"Low Reflectance Material" (LRM) is one of the major color-compositional units that has been identified on Mercury in MESSENGER multispectral images. The impact crater in the lower left of the image above has excavated LRM from the subsurface. This color presentation was made from images in the 830-, 560- and 430-nm filters as red-green-blue.
This image was acquired as part of MDIS's color base map. The color base map is composed of WAC images taken through eight different narrow-band color filters and will cover more than 90% of Mercury's surface with an average resolution of 1 kilometer/pixel (0.6 miles/pixel). The highest-quality color images are obtained for Mercury's surface when both the spacecraft and the Sun are overhead, so these images typically are taken with viewing conditions of low incidence and emission angles.
The MESSENGER spacecraft is the first ever to orbit the planet Mercury, and the spacecraft's seven scientific instruments and radio science investigation are unraveling the history and evolution of the Solar System's innermost planet.

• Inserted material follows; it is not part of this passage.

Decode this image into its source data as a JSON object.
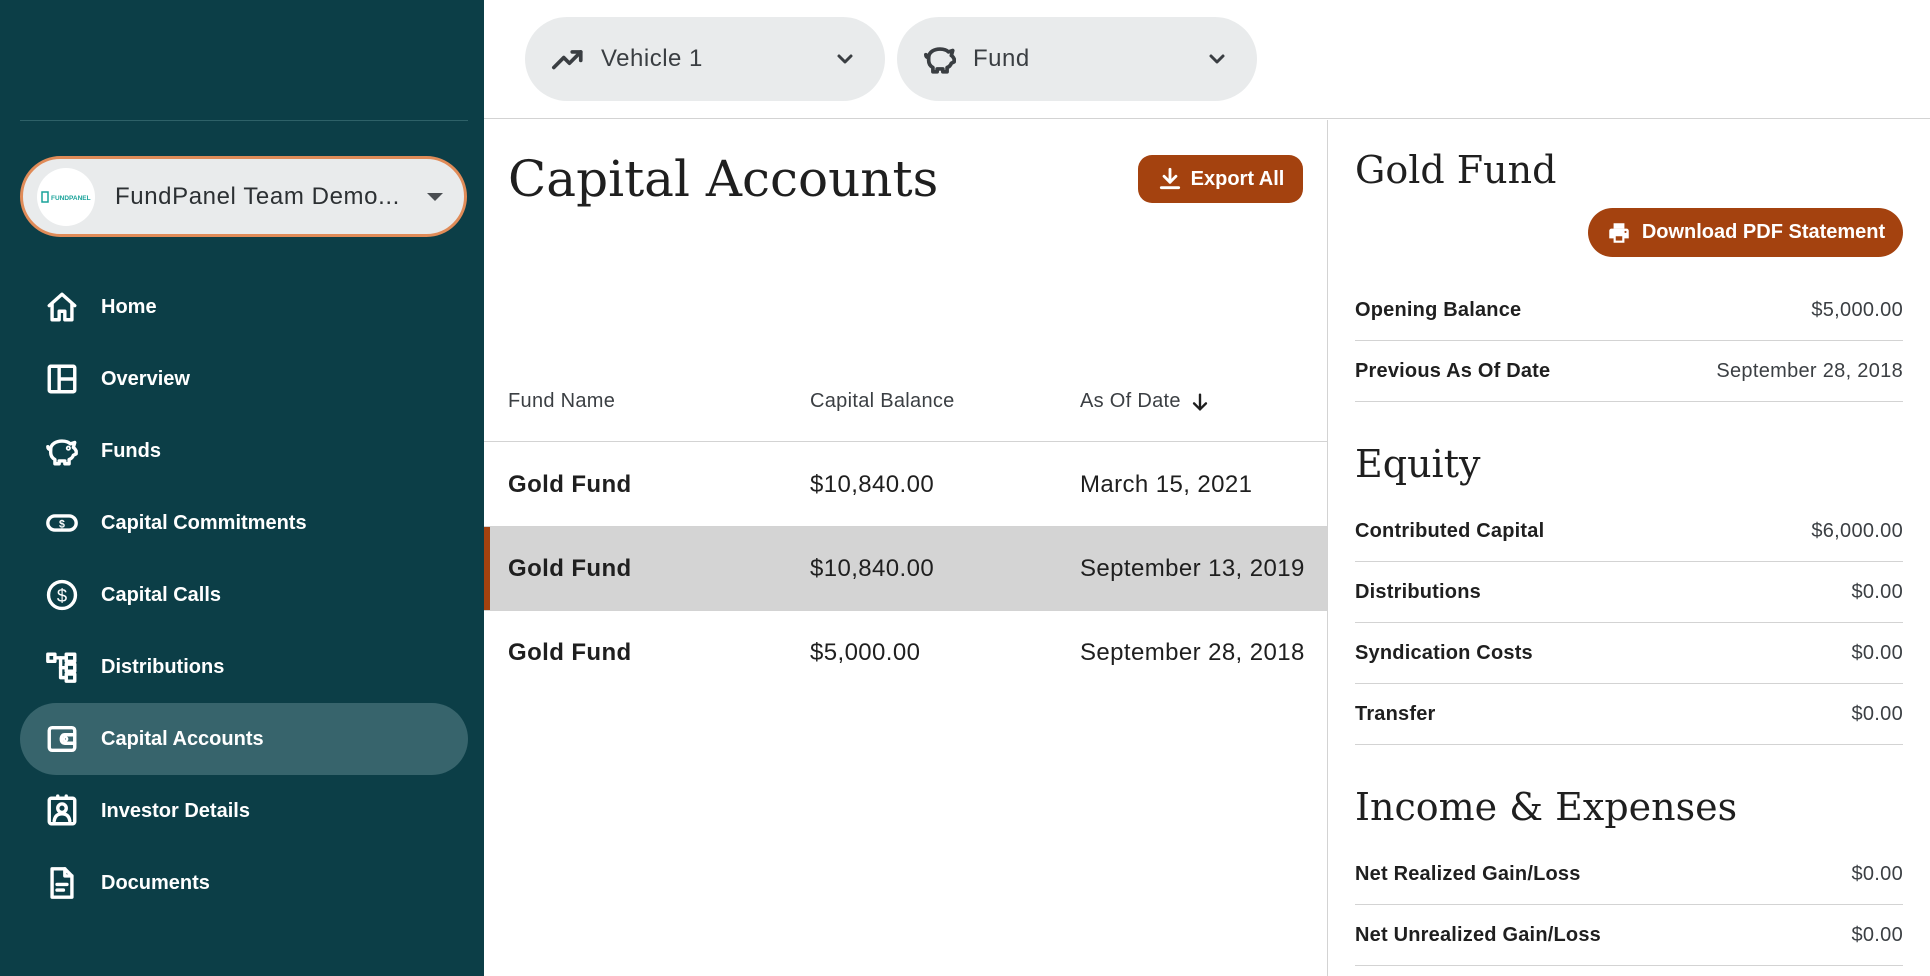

Visit the Why Mercury? section of this website to learn more about the key science questions that the MESSENGER mission is addressing.
Date acquired: April 10, 2011
Image Mission Elapsed Time (MET): 210894951, 210894944, 210894941
Image ID: 112303, 112299, 112297
Instrument: Wide Angle Camera (WAC) of the Mercury Dual Imaging System (MDIS)
WAC filter: 12, 4, 6 (830-, 560-, 433-nanometers)
Center Latitude: 51.41°
Center Longitude: 318.0° E
Resolution: 915 meters/pixel
Scale: The scene is about 230 km (143 mi.) across.
Incidence Angle: 52.5°
Emission Angle: 1.7°
Phase Angle: 50.7°
These images are from MESSENGER, a NASA Discovery mission to conduct the first orbital study of the innermost planet, Mercury. For information regarding the use of images, see the MESSENGER image use policy.